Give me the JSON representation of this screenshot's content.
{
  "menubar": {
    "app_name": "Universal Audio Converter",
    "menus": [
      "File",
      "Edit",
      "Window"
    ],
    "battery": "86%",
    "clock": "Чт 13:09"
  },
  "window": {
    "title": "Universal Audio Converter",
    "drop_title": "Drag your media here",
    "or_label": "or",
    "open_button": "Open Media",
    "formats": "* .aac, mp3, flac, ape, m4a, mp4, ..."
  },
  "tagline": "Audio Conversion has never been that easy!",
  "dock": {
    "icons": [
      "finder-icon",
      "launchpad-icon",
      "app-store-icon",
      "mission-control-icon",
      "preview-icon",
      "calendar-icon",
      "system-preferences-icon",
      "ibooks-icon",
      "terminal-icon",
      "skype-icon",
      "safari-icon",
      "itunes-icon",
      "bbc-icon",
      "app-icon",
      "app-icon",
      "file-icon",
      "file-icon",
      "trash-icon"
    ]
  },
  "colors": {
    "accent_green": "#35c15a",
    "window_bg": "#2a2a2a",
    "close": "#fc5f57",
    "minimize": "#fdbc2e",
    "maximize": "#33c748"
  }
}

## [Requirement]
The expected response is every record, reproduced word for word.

## [Written response]
Give me the JSON representation of this screenshot's content.
{
  "menubar": {
    "app_name": "Universal Audio Converter",
    "menus": [
      "File",
      "Edit",
      "Window"
    ],
    "battery": "86%",
    "clock": "Чт 13:09"
  },
  "window": {
    "title": "Universal Audio Converter",
    "drop_title": "Drag your media here",
    "or_label": "or",
    "open_button": "Open Media",
    "formats": "* .aac, mp3, flac, ape, m4a, mp4, ..."
  },
  "tagline": "Audio Conversion has never been that easy!",
  "dock": {
    "icons": [
      "finder-icon",
      "launchpad-icon",
      "app-store-icon",
      "mission-control-icon",
      "preview-icon",
      "calendar-icon",
      "system-preferences-icon",
      "ibooks-icon",
      "terminal-icon",
      "skype-icon",
      "safari-icon",
      "itunes-icon",
      "bbc-icon",
      "app-icon",
      "app-icon",
      "file-icon",
      "file-icon",
      "trash-icon"
    ]
  },
  "colors": {
    "accent_green": "#35c15a",
    "window_bg": "#2a2a2a",
    "close": "#fc5f57",
    "minimize": "#fdbc2e",
    "maximize": "#33c748"
  }
}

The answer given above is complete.